In the article Cyber Safe Girl: How Not to Write a Cyber Safety e-Book, R Vaishno Bharati critiques a cyber safety e-booklet titled Cyber Safe Girl – Beti Bachao, Cyber Crime Se 3.0 that was written by a well-meaning cyber security expert and professor at the Sahyadri College of Engineering and Management and credits numerous IPS (Indian Police Service) and KSPS (Karnataka State Police Service) officers for their inputs. The author notes that the e-booklet:
uses the reductive albeit common patriarchal trope of framing women’s safety in terms of their relationships within the family, their identities constructed and understood in relation to the people around them. Furthermore, its messaging seems to be directed as much at family members — parents or guardians — who are purportedly responsible for the protection of their daughters, as women themselves. This is particularly notable given that the book credits a group of predominantly male police officers, thus foregrounding a male perspective on women’s safety while largely ignoring women’s voices and their lived experiences. In addition, the title of the book patronizingly uses the term ‘girl’ despite featuring sketches that include women of all ages.
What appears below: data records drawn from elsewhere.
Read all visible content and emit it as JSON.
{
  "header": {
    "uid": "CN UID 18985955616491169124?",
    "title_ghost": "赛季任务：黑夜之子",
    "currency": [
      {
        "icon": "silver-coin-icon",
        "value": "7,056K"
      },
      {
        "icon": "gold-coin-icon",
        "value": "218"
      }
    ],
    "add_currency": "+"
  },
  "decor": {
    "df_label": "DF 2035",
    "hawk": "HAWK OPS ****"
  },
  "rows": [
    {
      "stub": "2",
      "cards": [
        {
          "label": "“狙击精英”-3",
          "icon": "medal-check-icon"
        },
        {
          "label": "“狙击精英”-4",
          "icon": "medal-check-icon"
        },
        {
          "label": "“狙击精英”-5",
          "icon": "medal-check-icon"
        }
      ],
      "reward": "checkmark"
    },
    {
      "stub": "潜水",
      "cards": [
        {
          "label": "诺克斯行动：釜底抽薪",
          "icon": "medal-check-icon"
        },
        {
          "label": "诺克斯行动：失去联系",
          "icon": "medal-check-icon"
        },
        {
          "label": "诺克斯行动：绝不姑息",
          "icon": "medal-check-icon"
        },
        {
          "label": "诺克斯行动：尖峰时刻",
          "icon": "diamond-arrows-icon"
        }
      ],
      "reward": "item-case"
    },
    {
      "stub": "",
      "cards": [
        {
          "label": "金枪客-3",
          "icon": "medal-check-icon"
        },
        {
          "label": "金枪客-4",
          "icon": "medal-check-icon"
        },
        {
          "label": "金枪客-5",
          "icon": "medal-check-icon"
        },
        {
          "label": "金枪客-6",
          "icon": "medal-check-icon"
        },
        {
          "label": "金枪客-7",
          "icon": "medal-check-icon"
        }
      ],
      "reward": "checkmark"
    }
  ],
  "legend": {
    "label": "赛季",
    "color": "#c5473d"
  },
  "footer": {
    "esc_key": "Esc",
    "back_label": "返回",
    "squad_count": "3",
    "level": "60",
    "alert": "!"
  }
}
In fact, it does not address cyber safety issues experienced by children at all.
another comment from the author of this critique:
Many of the incidents mentioned in the book are not specific to women, and yet, the book seems to suggest that women need to take additional precautions to make themselves safe when accessing online spaces. This is not to say that women do not experience cybercrimes or a disproportionately more hostile online space on account of their gender and other intersecting social identities. However, some of the solutions offered by the book — such as installing and updating anti-virus software, creating strong passwords, and being wary of phishing emails and messages — are practices that all internet users need to be aware of, regardless of their gender identity.
The book presents steps and measures that women can take in order to avoid being in situations that lead to gender-based violence, harassment, trolling etc. The sketches warn women of the dangers of cyberspace, making the predominant tone of the book not one of empowerment but of fear and danger. It equates safety with caution — women will be safe if they do not put themselves in unsafe situations — and places the onus of safety, through self-policing, on women themselves. By calling people to action with its subtitle of ‘save the daughter’, the safety manual enlists families into this act of policing, thus adapting the patriarchal control and surveillance of women’s bodies in offline spaces for the digital age.
And one more excerpt:
the book’s narrative of fear and danger can significantly discourage women from using the internet, especially those who are new users of information and communication technologies (ICTs). In a country like India, where girls and women often find their access to digital spaces already restricted, the narrative of fear would spread faster than the access to technology.
Seems like quite a miss opportunity.
The critique was published online from Bot Populi.
I have been participating in online communities since the 1990s. I was not targeted with online harassment until just a few years ago. I hesitate to share these stories because I'm afraid of scaring women away from participating online. We need MORE women online. We need MORE women taking up space, online and onsite.